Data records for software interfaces
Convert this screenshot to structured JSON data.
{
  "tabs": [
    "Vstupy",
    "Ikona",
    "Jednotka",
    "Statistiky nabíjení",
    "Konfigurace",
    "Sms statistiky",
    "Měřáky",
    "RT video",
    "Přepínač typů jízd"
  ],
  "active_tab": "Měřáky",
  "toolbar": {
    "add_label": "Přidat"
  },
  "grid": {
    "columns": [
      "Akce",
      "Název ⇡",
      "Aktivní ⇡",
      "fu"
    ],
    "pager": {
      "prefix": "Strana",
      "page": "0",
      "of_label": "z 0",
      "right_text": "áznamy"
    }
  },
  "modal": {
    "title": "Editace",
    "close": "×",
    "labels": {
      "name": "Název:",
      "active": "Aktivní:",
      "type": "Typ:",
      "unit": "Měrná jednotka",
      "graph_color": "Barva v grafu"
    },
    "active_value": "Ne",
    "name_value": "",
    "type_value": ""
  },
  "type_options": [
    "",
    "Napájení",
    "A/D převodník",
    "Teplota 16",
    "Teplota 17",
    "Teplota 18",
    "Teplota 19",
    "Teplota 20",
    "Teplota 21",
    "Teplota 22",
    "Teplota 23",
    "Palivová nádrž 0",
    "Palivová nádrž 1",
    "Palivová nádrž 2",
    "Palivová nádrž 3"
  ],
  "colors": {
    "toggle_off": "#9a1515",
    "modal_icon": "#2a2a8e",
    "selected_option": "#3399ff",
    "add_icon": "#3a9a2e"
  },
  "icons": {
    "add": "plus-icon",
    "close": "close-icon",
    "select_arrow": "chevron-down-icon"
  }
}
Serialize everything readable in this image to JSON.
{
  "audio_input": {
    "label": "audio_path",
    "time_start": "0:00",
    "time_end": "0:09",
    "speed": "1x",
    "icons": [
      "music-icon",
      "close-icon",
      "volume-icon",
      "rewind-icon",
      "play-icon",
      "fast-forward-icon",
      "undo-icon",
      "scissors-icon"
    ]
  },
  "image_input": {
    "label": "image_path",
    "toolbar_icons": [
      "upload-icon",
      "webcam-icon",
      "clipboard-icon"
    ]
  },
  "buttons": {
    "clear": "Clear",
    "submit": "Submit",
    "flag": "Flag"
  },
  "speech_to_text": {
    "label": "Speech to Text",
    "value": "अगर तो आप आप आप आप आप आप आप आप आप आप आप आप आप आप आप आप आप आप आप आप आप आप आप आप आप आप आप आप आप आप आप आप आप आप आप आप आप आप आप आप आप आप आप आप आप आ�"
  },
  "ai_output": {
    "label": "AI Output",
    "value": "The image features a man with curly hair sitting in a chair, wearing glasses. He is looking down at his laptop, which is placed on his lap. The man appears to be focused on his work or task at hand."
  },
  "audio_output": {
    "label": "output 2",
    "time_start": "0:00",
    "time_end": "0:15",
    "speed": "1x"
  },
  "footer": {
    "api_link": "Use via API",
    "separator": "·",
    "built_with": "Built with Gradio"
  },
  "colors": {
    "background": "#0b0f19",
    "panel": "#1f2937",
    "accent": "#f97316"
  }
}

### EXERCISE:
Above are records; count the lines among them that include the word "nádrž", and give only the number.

### TASK RESPONSE:
4